This resistance creep is being seen around the world. In December, Britain's Chief Medical Officer raised the concern that Gonorrhoea may soon become 'untreatable'. Even worse, a new superbug gene recently discovered in China and Canada, MCR-1, has the ability to immunise bacteria such as E Coli against even our most powerful last-resort antibiotics. 

The spread of AMR will only worsen in the context of a growing global population,  an expanding meat-eating middle class and accelerating urbanisation. The resulting threat of a 'post-antibiotic era', where common infections and minor injuries once again kill, has been likened in severity to that of terrorism and climate change.

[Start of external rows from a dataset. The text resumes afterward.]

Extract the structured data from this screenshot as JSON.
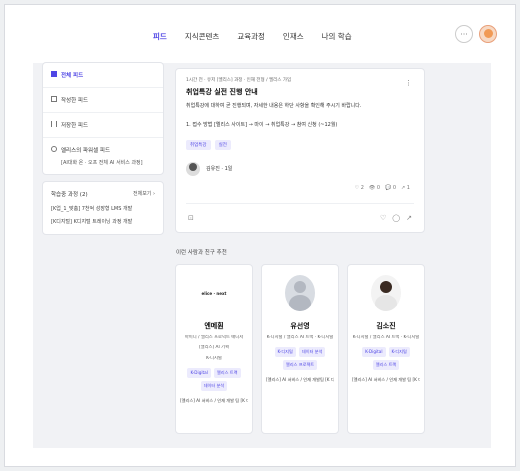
{
  "nav": {
    "items": [
      "피드",
      "지식콘텐츠",
      "교육과정",
      "인재스",
      "나의 학습"
    ],
    "active_index": 0
  },
  "top_icons": {
    "more": "···"
  },
  "sidebar": {
    "items": [
      {
        "label": "전체 피드",
        "icon": "home-icon",
        "selected": true
      },
      {
        "label": "작성한 피드",
        "icon": "list-icon"
      },
      {
        "label": "저장한 피드",
        "icon": "bookmark-icon"
      },
      {
        "label": "엘리스의 파워셀 피드",
        "icon": "person-icon",
        "sub": "[AI대화 온 · 오프 전체 AI 서비스 과정]"
      }
    ],
    "study": {
      "title": "학습중 과정 (2)",
      "link": "전체보기 ›",
      "rows": [
        "[K업_1_맞춤] 7천억 성장형 LMS 개발",
        "[K디지털] K디지털 트레이닝 과정 개발"
      ]
    }
  },
  "post": {
    "meta": "1시간 전 · 유저 [엘리스] 과정 · 인재 전형 / 엘리스 가입",
    "title": "취업특강 실전 진행 안내",
    "body": "취업특강에 대하여 곧 진행되며, 자세한 내용은 하단 사항을 확인해 주시기 바랍니다.",
    "path": "1. 접수 방법 [엘리스 사이트] → 마이 → 취업특강 → 참여 신청 (~12월)",
    "tags": [
      "취업특강",
      "실전"
    ],
    "author": "김유진 · 1일",
    "stats": [
      "♡ 2",
      "👁 0",
      "💬 0",
      "↗ 1"
    ],
    "actions": {
      "bookmark": "⊡",
      "like": "♡",
      "comment": "◯",
      "share": "↗"
    }
  },
  "recommend": {
    "title": "이런 사람과 친구 추천",
    "cards": [
      {
        "logo": "elice · next",
        "name": "엔메훤",
        "desc": [
          "아이디 / 엘리스 프로덕트 매니저",
          "[엘리스] AI 기획",
          "K-디지털"
        ],
        "tags": [
          "K-Digital",
          "엘리스 트랙"
        ],
        "extra_tags": [
          "데이터 분석"
        ],
        "org": "[엘리스] AI 서비스 / 인재 개발 팀 [K 디지털]"
      },
      {
        "logo": "",
        "name": "유선영",
        "desc": [
          "K-디지털 / 엘리스 AI 트랙 · K-디지털"
        ],
        "tags": [
          "K-디지털",
          "데이터 분석"
        ],
        "extra_tags": [
          "엘리스 프로젝트"
        ],
        "org": "[엘리스] AI 서비스 / 인재 개발팀 [K 디지털]"
      },
      {
        "logo": "",
        "name": "김소진",
        "desc": [
          "K-디지털 / 엘리스 AI 트랙 · K-디지털"
        ],
        "tags": [
          "K-Digital",
          "K-디지털"
        ],
        "extra_tags": [
          "엘리스 트랙"
        ],
        "org": "[엘리스] AI 서비스 / 인재 개발 팀 [K 디지털]"
      }
    ]
  },
  "colors": {
    "accent": "#4f46e5",
    "tag_bg": "#ecebfd",
    "background": "#f1f2f5"
  }
}
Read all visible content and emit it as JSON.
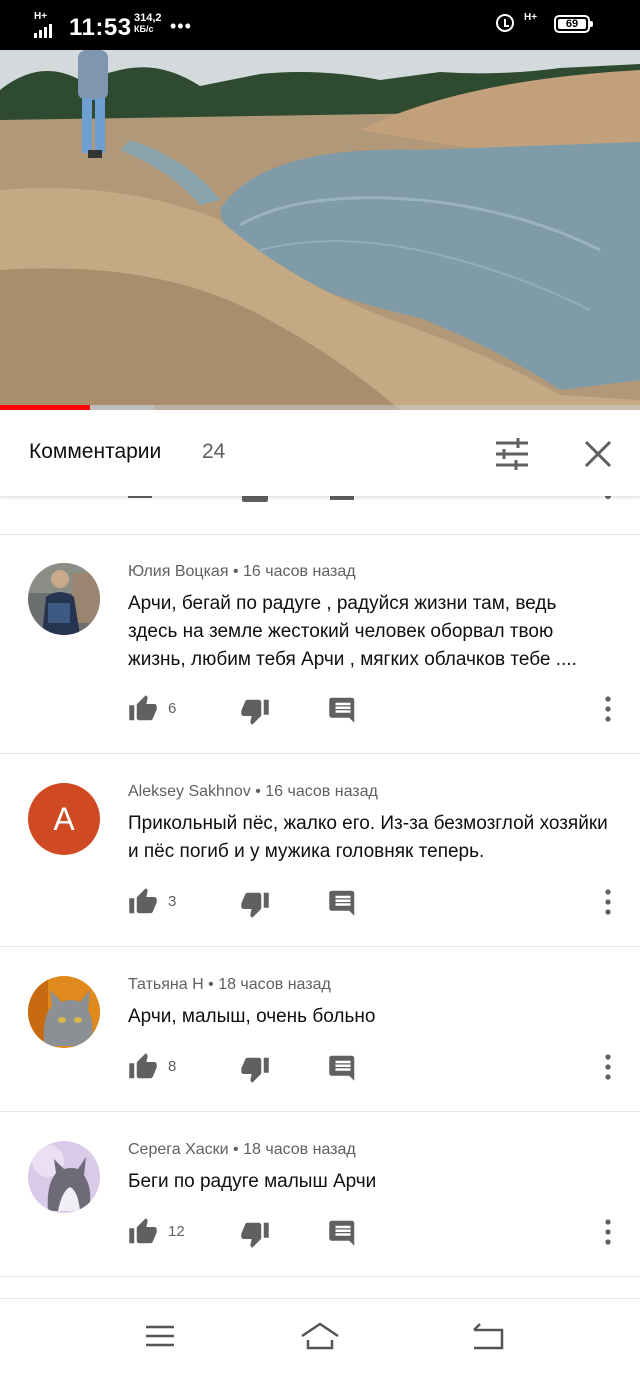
{
  "status_bar": {
    "network_left": "H+",
    "time": "11:53",
    "speed_value": "314,2",
    "speed_unit": "КБ/с",
    "dots": "•••",
    "network_right": "H+",
    "battery": "69"
  },
  "video": {
    "progress_fraction": 0.14,
    "buffered_fraction": 0.24
  },
  "comments_header": {
    "title": "Комментарии",
    "count": "24"
  },
  "comments": [
    {
      "author": "Юлия Воцкая",
      "time": "16 часов назад",
      "text": "Арчи, бегай по радуге , радуйся жизни там, ведь здесь на земле  жестокий человек оборвал твою жизнь, любим тебя Арчи , мягких облачков тебе ....",
      "likes": "6",
      "avatar_letter": ""
    },
    {
      "author": "Aleksey Sakhnov",
      "time": "16 часов назад",
      "text": "Прикольный пёс, жалко его. Из-за безмозглой хозяйки и пёс погиб и у мужика головняк теперь.",
      "likes": "3",
      "avatar_letter": "A"
    },
    {
      "author": "Татьяна Н",
      "time": "18 часов назад",
      "text": "Арчи, малыш, очень больно",
      "likes": "8",
      "avatar_letter": ""
    },
    {
      "author": "Серега Хаски",
      "time": "18 часов назад",
      "text": "Беги по радуге малыш Арчи",
      "likes": "12",
      "avatar_letter": ""
    }
  ],
  "meta_separator": "•",
  "colors": {
    "progress": "#ff0000",
    "avatar_a": "#cf4a22",
    "secondary_text": "#606060",
    "icon": "#606060"
  },
  "icons": {
    "sort": "sort-icon",
    "close": "close-icon",
    "like": "thumb-up-icon",
    "dislike": "thumb-down-icon",
    "reply": "reply-icon",
    "more": "more-vert-icon",
    "nav_menu": "menu-icon",
    "nav_home": "home-icon",
    "nav_back": "back-icon"
  }
}
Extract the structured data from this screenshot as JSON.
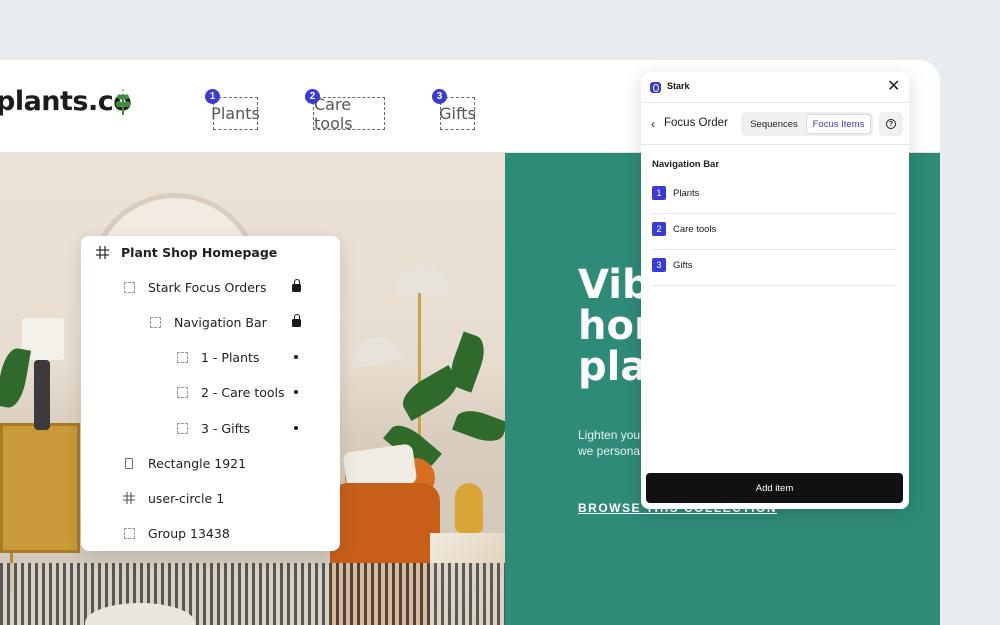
{
  "site": {
    "logo": "plants.co",
    "nav": [
      {
        "number": "1",
        "label": "Plants"
      },
      {
        "number": "2",
        "label": "Care tools"
      },
      {
        "number": "3",
        "label": "Gifts"
      }
    ],
    "hero": {
      "title_lines": [
        "Vib",
        "hon",
        "pla"
      ],
      "subtitle_lines": [
        "Lighten you",
        "we persona"
      ],
      "cta": "BROWSE THIS COLLECTION"
    },
    "colors": {
      "hero_green": "#2e8b77",
      "accent": "#3a3ad6"
    }
  },
  "layers": {
    "items": [
      {
        "label": "Plant Shop Homepage",
        "icon": "frame-icon"
      },
      {
        "label": "Stark Focus Orders",
        "icon": "group-icon",
        "marker": "lock-icon"
      },
      {
        "label": "Navigation Bar",
        "icon": "group-icon",
        "marker": "lock-icon"
      },
      {
        "label": "1 - Plants",
        "icon": "group-icon",
        "marker": "dot-icon"
      },
      {
        "label": "2 - Care tools",
        "icon": "group-icon",
        "marker": "dot-icon"
      },
      {
        "label": "3 - Gifts",
        "icon": "group-icon",
        "marker": "dot-icon"
      },
      {
        "label": "Rectangle 1921",
        "icon": "rectangle-icon"
      },
      {
        "label": "user-circle 1",
        "icon": "frame-icon"
      },
      {
        "label": "Group 13438",
        "icon": "group-icon"
      }
    ]
  },
  "stark": {
    "app_name": "Stark",
    "close_icon": "close-icon",
    "header": "Focus Order",
    "tabs": [
      "Sequences",
      "Focus Items"
    ],
    "active_tab": "Focus Items",
    "help": "?",
    "section": "Navigation Bar",
    "items": [
      {
        "number": "1",
        "label": "Plants"
      },
      {
        "number": "2",
        "label": "Care tools"
      },
      {
        "number": "3",
        "label": "Gifts"
      }
    ],
    "add_button": "Add item"
  }
}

In response, Australia released an AMR strategy report for 2015-2019, proposing better national coordination of antimicrobial stewardship. In fact, the last five years has seen the US, UK, EU, Canada and others release similar strategic action plans. Increasing public awareness, infection prevention, responsible antibiotic distribution, encouraging innovation and international collaboration are common themes across these reports.

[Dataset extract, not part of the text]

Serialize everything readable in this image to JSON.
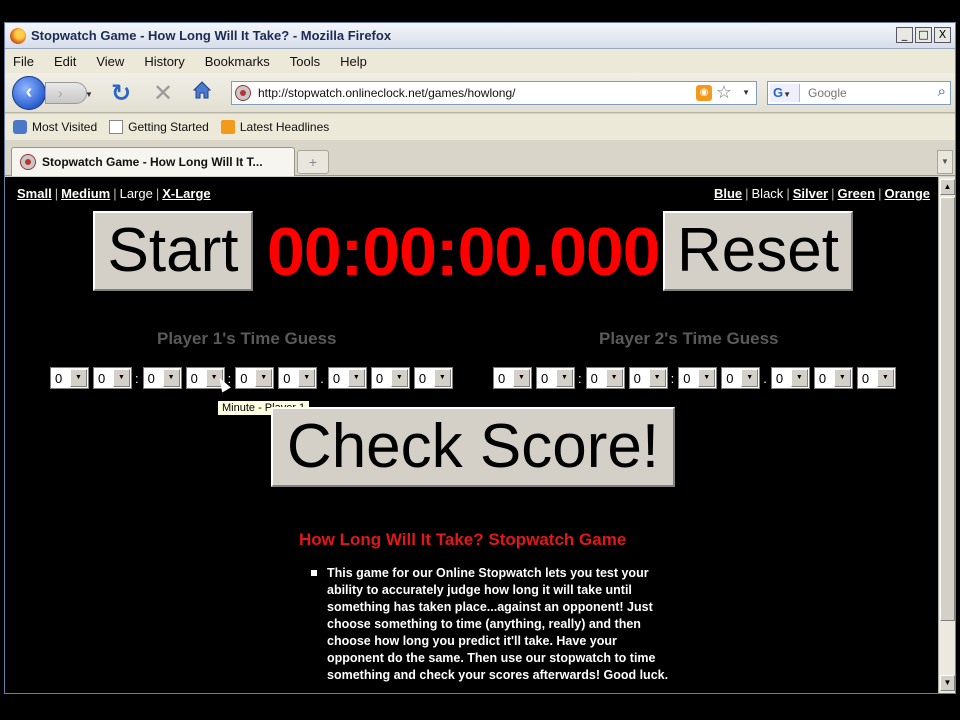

These strategies have borne fruit on the national level. The UK has encouraged new drug development through innovation prizes and simplified regulatory frameworks. Similarly, the US took steps in 2012 to incentivise research by extending the patent period of new drugs by five years. Sweden, the Netherlands and Denmark have also banned the use of antimicrobial growth promoters in food production. Canada and the US have recently joined this trend, placing new restrictions on antibiotic use in animals during the last few months. 

International discussion of AMR was initiated by the WHO's 2001 Global Strategy for Containment of Antimicrobial Resistance report. However, when a 2014 WHO surveillance report revealed the ascension of AMR 'to alarming levels', it became clear that stronger international steps were necessary. Soon after, the 2015 World Health Assembly endorsed a Global Action Plan (GAP): a framework designed to improve education, surveillance and judicious antibiotic distribution, while reducing infection and incentivising investment in new drugs and vaccines. 

Despite these advances, there could be more robust international efforts to address the aforementioned market failure currently inhibiting antibiotic development. A recent British report proposed making antibiotics more commercially viable through the establishment of a global organisation authorised to allocate lump-sum payments to successful drug developers. This would decouple financial incentives from the volumes of antibiotics sold. The GAP explicitly emphasises the 'economic case' for combatting AMR, and by this logic, an international investment in drug innovation would be well justified. 

Moreover, lower-income countries are at greater risk of spreading resistance as 'their legislation, surveillance, prevention and monitoring of AMR are weak or inadequate'. Universal availability of these life-saving drugs should remain an essential goal for global health initiatives. However, international efforts to implement the GAP's objective to 'support developing countries build capacity', institute effective drug management and improve infection control, is a vital part of mitigating the global spread of AMR. 

It's promising that the global community has demonstrated such strong policy development efforts. However, implementation speaks louder than strategy. It's essential that all countries continue to cooperate and deliver on their national strategic objectives over the next few years. Because, in the words of FAO Deputy Director General Helena Semedo, 'we need to save our life-saving drugs'. 

Photo courtesy of Flickr user mario.